An anthropology PhD candidate and teacher, Tohoa (MahMah) Tetini's research is centred around amplifying indigenous Pacific Island voices in climate change spaces.
For MahMah, a second-generation Pasifika living in Aotearoa, the impacts of climate change are personal. Due to rising sea levels, ocean acidification, and increases in the intensity of natural disasters, MahMah fears her ancestral homeland in the Cook Islands may one day be uninhabitable.
“In our whenua, in our moana, we hold our faith, we hold our history. The way in which we feed ourselves, our culture, our traditions, our songs, our dance. Climate change threatens all of that,” she says.
MahMah’s research seeks to help people understand that Pasifika people are not vulnerable, helpless, or victims.
“Our whole history is based off resilience,” she says.

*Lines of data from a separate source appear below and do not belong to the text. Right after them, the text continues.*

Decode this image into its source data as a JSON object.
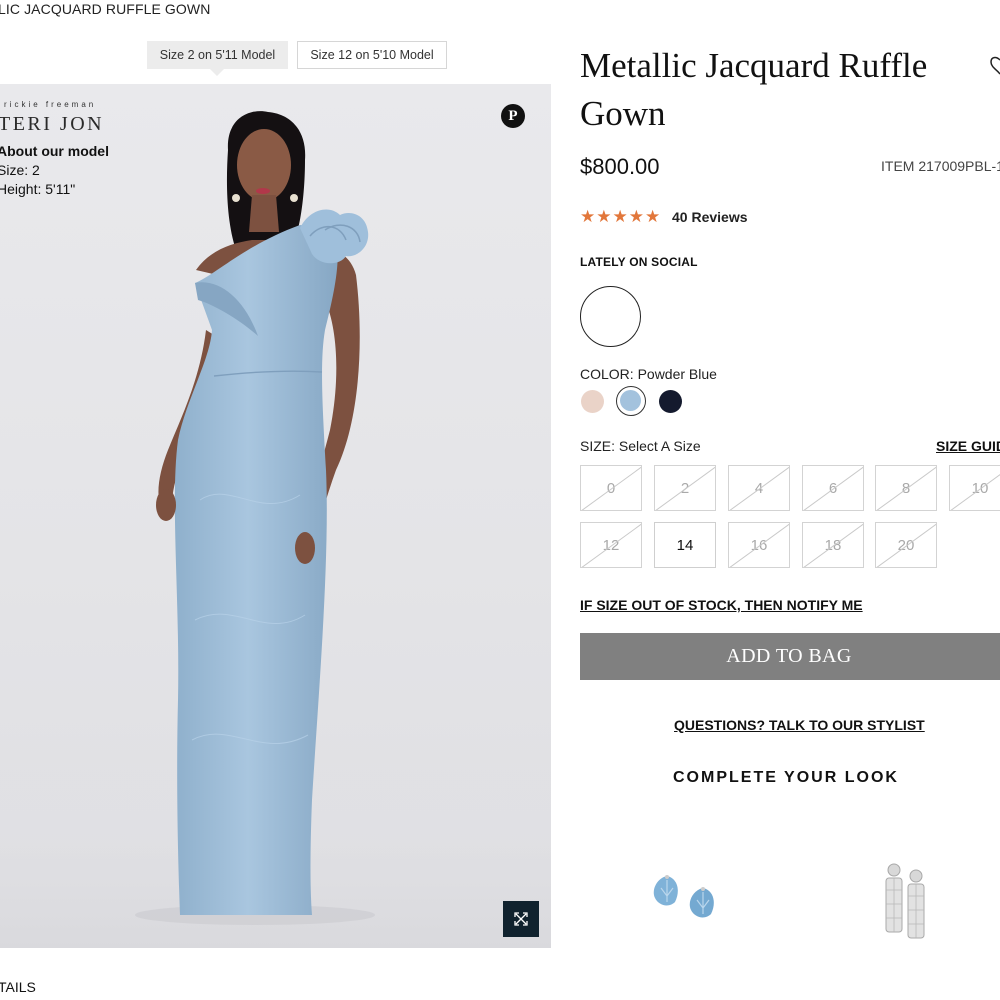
{
  "breadcrumb": "LIC JACQUARD RUFFLE GOWN",
  "model_tabs": [
    {
      "label": "Size 2 on 5'11 Model",
      "active": true
    },
    {
      "label": "Size 12 on 5'10 Model",
      "active": false
    }
  ],
  "gallery": {
    "brand_tagline": "rickie freeman",
    "brand_name": "TERI JON",
    "about_title": "About our model",
    "about_size": "Size: 2",
    "about_height": "Height: 5'11\"",
    "pinterest_icon": "pinterest-icon",
    "expand_icon": "expand-icon",
    "dress_color": "#9cbdd9"
  },
  "product": {
    "title": "Metallic Jacquard Ruffle Gown",
    "price": "$800.00",
    "item_number": "ITEM 217009PBL-1",
    "rating": 5,
    "reviews": "40 Reviews",
    "star_color": "#e2773b",
    "lately_on_social": "LATELY ON SOCIAL",
    "color_label": "COLOR: Powder Blue",
    "swatches": [
      {
        "name": "blush",
        "hex": "#ead3c8",
        "selected": false
      },
      {
        "name": "powder-blue",
        "hex": "#a3c2dd",
        "selected": true
      },
      {
        "name": "navy",
        "hex": "#141a2e",
        "selected": false
      }
    ],
    "size_label": "SIZE: Select A Size",
    "size_guide": "SIZE GUIDE",
    "sizes": [
      {
        "label": "0",
        "available": false
      },
      {
        "label": "2",
        "available": false
      },
      {
        "label": "4",
        "available": false
      },
      {
        "label": "6",
        "available": false
      },
      {
        "label": "8",
        "available": false
      },
      {
        "label": "10",
        "available": false
      },
      {
        "label": "12",
        "available": false
      },
      {
        "label": "14",
        "available": true
      },
      {
        "label": "16",
        "available": false
      },
      {
        "label": "18",
        "available": false
      },
      {
        "label": "20",
        "available": false
      }
    ],
    "notify_link": "IF SIZE OUT OF STOCK, THEN NOTIFY ME",
    "add_to_bag": "ADD TO BAG",
    "stylist_link": "QUESTIONS? TALK TO OUR STYLIST",
    "complete_look": "COMPLETE YOUR LOOK"
  },
  "details_tab": "TAILS"
}
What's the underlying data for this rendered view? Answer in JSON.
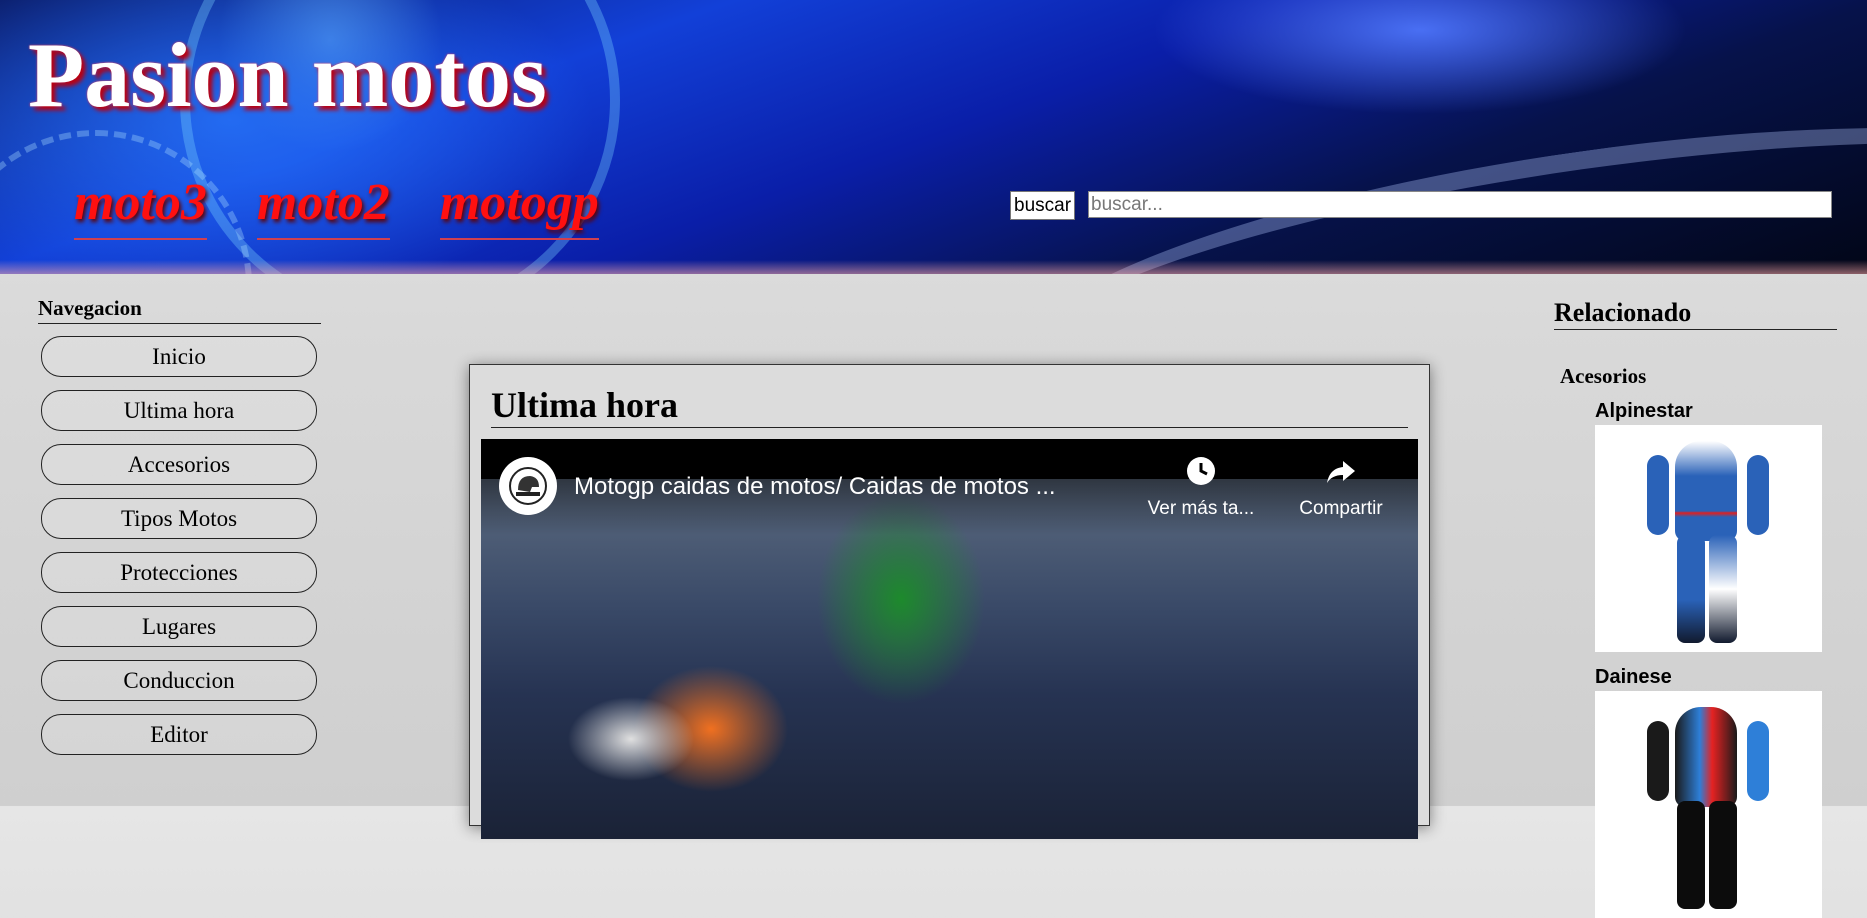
{
  "header": {
    "site_title": "Pasion motos",
    "nav": [
      {
        "label": "moto3"
      },
      {
        "label": "moto2"
      },
      {
        "label": "motogp"
      }
    ],
    "search": {
      "button_label": "buscar",
      "placeholder": "buscar..."
    }
  },
  "sidebar": {
    "heading": "Navegacion",
    "items": [
      {
        "label": "Inicio"
      },
      {
        "label": "Ultima hora"
      },
      {
        "label": "Accesorios"
      },
      {
        "label": "Tipos Motos"
      },
      {
        "label": "Protecciones"
      },
      {
        "label": "Lugares"
      },
      {
        "label": "Conduccion"
      },
      {
        "label": "Editor"
      }
    ]
  },
  "main": {
    "title": "Ultima hora",
    "video": {
      "title": "Motogp caidas de motos/ Caidas de motos ...",
      "watch_later_label": "Ver más ta...",
      "share_label": "Compartir",
      "watch_later_icon": "clock-icon",
      "share_icon": "share-arrow-icon",
      "channel_icon": "helmet-icon"
    }
  },
  "related": {
    "heading": "Relacionado",
    "category": "Acesorios",
    "products": [
      {
        "name": "Alpinestar",
        "colors": {
          "primary": "#2a62b8",
          "secondary": "#ffffff",
          "accent": "#e02020",
          "dark": "#111a2e"
        }
      },
      {
        "name": "Dainese",
        "colors": {
          "primary": "#1a1a1a",
          "secondary": "#2e7fd8",
          "accent": "#e52222",
          "dark": "#0c0c0c"
        }
      }
    ]
  },
  "colors": {
    "title_text": "#ffffff",
    "title_shadow": "#b80012",
    "nav_link": "#ff1010"
  }
}
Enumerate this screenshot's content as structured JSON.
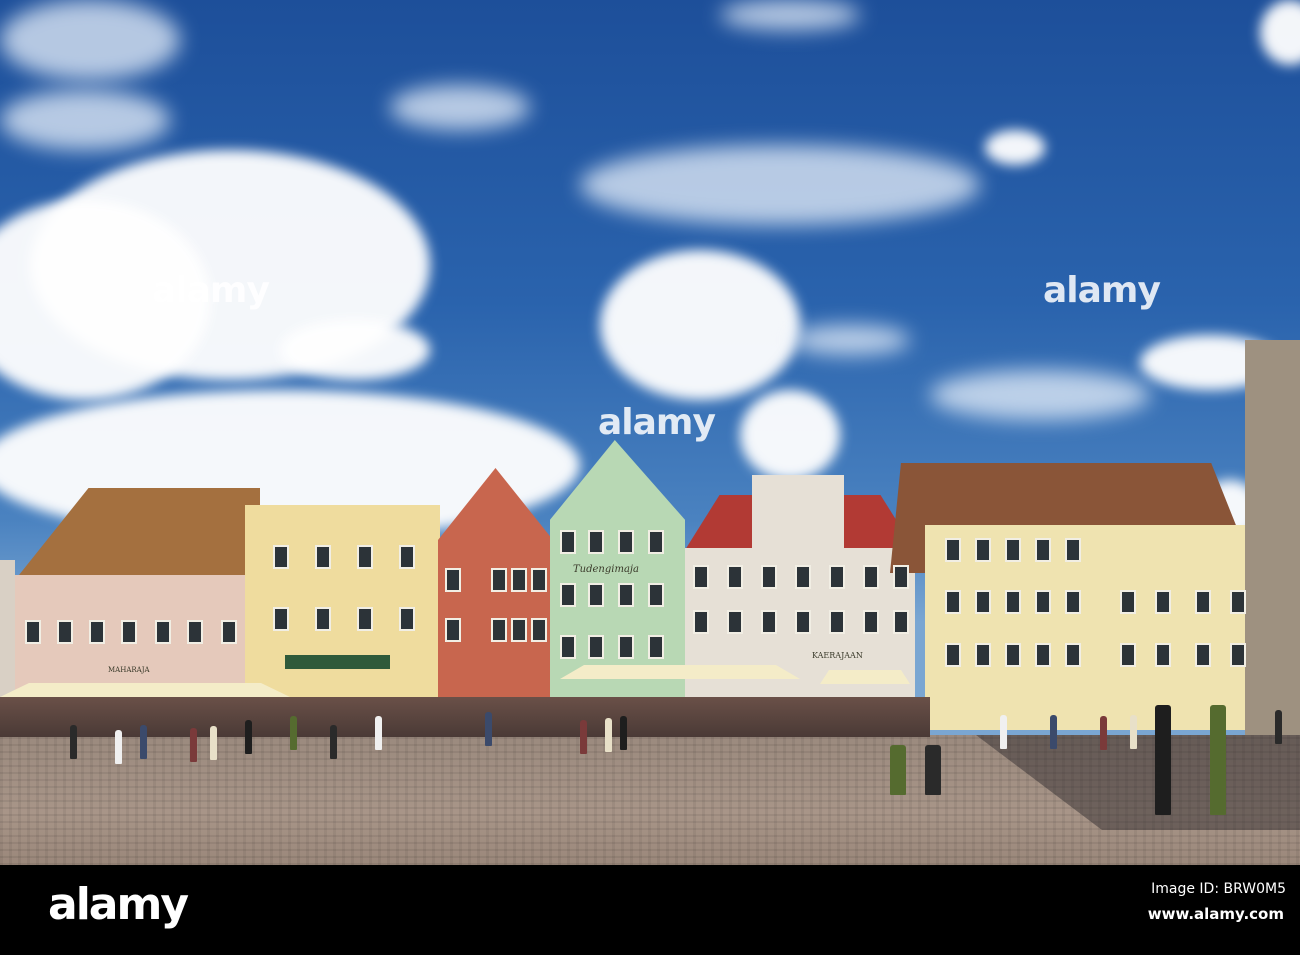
{
  "photo": {
    "watermark": "alamy",
    "signs": {
      "green_house": "Tudengimaja",
      "pink_house": "MAHARAJA",
      "white_house": "KAERAJAAN"
    }
  },
  "footer": {
    "logo": "alamy",
    "image_id": "Image ID: BRW0M5",
    "url": "www.alamy.com"
  }
}
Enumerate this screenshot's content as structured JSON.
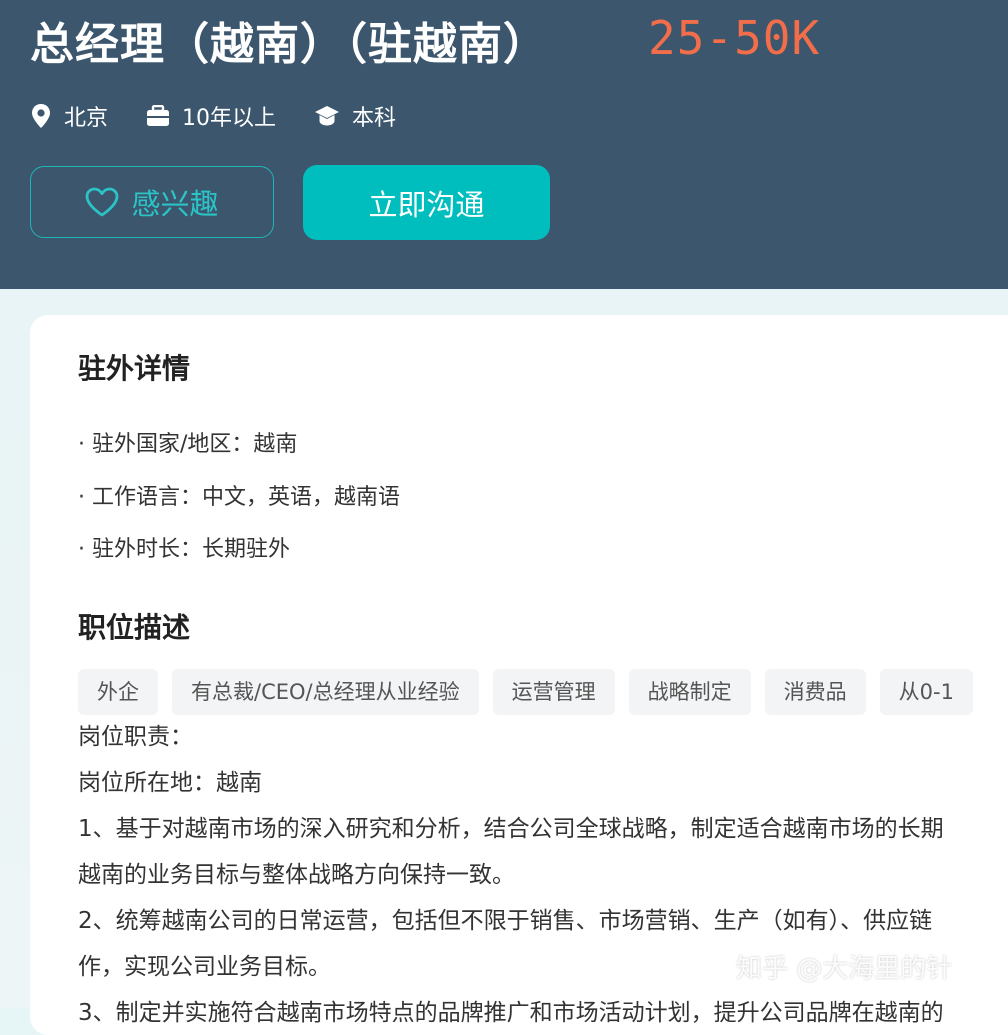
{
  "header": {
    "job_title": "总经理（越南）（驻越南）",
    "salary": "25-50K",
    "location": "北京",
    "experience": "10年以上",
    "education": "本科",
    "interest_button": "感兴趣",
    "chat_button": "立即沟通",
    "icons": {
      "location": "location-pin-icon",
      "experience": "briefcase-icon",
      "education": "graduation-cap-icon",
      "interest": "heart-outline-icon"
    },
    "colors": {
      "banner": "#3b566d",
      "salary": "#f26e4a",
      "accent": "#00bebd"
    }
  },
  "overseas": {
    "title": "驻外详情",
    "lines": [
      "· 驻外国家/地区：越南",
      "· 工作语言：中文，英语，越南语",
      "· 驻外时长：长期驻外"
    ]
  },
  "description": {
    "title": "职位描述",
    "tags": [
      "外企",
      "有总裁/CEO/总经理从业经验",
      "运营管理",
      "战略制定",
      "消费品",
      "从0-1"
    ],
    "lines": [
      "岗位职责：",
      "岗位所在地：越南",
      "1、基于对越南市场的深入研究和分析，结合公司全球战略，制定适合越南市场的长期",
      "越南的业务目标与整体战略方向保持一致。",
      "2、统筹越南公司的日常运营，包括但不限于销售、市场营销、生产（如有）、供应链",
      "作，实现公司业务目标。",
      "3、制定并实施符合越南市场特点的品牌推广和市场活动计划，提升公司品牌在越南的"
    ]
  },
  "watermark": "知乎 @大海里的针"
}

“In order for us to move forward in a progressive and sustainable way, everybody needs a seat at the table, and this includes our most marginalised people... By working together as a collective, all voices and lived experiences are valued, are worthy, are acknowledged.”
“A lot of the time, we looked to our ancestors for guidance and wisdom. But we also have to understand that one day we will be ancestors. What will we pass on to our tamariki?"